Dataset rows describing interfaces
::::::

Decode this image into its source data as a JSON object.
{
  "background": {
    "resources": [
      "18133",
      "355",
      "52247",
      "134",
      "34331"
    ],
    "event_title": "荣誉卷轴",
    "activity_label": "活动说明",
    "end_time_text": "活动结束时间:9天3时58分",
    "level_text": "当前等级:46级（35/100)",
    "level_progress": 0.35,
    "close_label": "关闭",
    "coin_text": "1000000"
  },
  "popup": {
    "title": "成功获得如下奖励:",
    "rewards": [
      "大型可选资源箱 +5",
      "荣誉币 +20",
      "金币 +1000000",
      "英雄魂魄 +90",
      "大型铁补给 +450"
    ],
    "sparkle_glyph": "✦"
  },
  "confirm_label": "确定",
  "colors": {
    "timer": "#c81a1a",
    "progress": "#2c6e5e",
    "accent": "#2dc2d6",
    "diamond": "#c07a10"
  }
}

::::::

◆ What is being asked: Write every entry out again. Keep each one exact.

◆ Answer below:
Decode this image into its source data as a JSON object.
{
  "background": {
    "resources": [
      "18133",
      "355",
      "52247",
      "134",
      "34331"
    ],
    "event_title": "荣誉卷轴",
    "activity_label": "活动说明",
    "end_time_text": "活动结束时间:9天3时58分",
    "level_text": "当前等级:46级（35/100)",
    "level_progress": 0.35,
    "close_label": "关闭",
    "coin_text": "1000000"
  },
  "popup": {
    "title": "成功获得如下奖励:",
    "rewards": [
      "大型可选资源箱 +5",
      "荣誉币 +20",
      "金币 +1000000",
      "英雄魂魄 +90",
      "大型铁补给 +450"
    ],
    "sparkle_glyph": "✦"
  },
  "confirm_label": "确定",
  "colors": {
    "timer": "#c81a1a",
    "progress": "#2c6e5e",
    "accent": "#2dc2d6",
    "diamond": "#c07a10"
  }
}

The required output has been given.